An evaluation of food-for-work scheme implemented for a women's group in Malakal earlier this year showed that WFP support was instrumental in the success of the project. Targeting IDP women, particularly heads of household, the project supported the Lomerika Women's Group to learn skills for income generating activities. With family rations provided by WFP, the 64 IDP women organised themselves to produce tie-and-dye fabrics, groundnut paste and handicrafts. These items were sold locally and the profit shared among group members, thereby augmenting their household incomes. The women's training is facilitated by Oxfam.

Food-for-seed exchanges

WFP staff completed visits to Pieri (Bieh State), Jonglei to discuss future plans with the local community for food-for-seed exchanges in the area.

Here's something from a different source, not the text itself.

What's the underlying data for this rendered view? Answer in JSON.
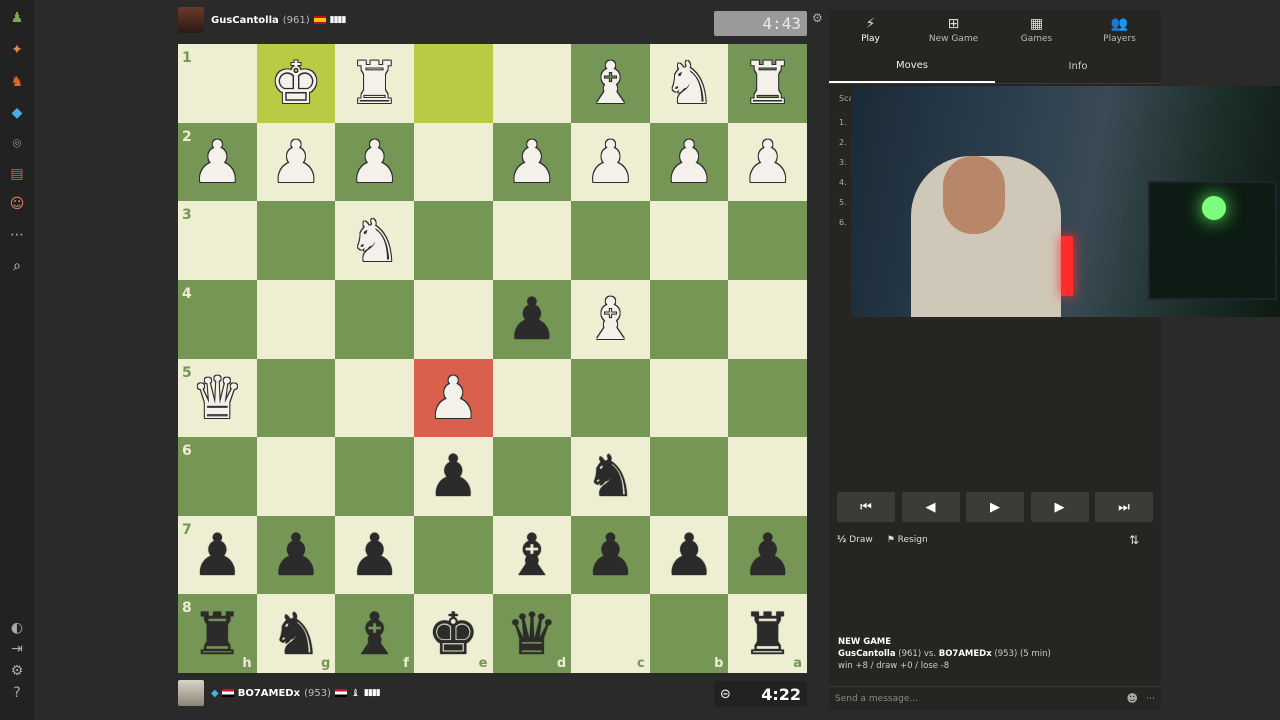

WFP field staff met with the British Ambassador to Sudan, Richard Makepeace, in Lokichoggio to brief him on WFP activities in the southern Sector of OLS.

On 2 December, WFP field staff in Lokichoggio briefed Simon Mansfield from DFID on WFP activities in the southern Sector of OLS.

The WFP Sudan Bulletin is available on the WFP Website at For further information on WFP operations in Sudan, please contact the WFP Africa Bureau - Mr Ismat Fahmi, Programme Coordinator for Sudan: email telephone 39 06 6513 2338; or Ms. Leslie Elliott, Reports Officer, e-mail: telephone 39 06 6513 2871. The address of WFP is Via Cesare Giulio Viola 68, Parco dei Medici, 00148 Rome, Italy.

©: 1999, World Food Programme. All rights reserved.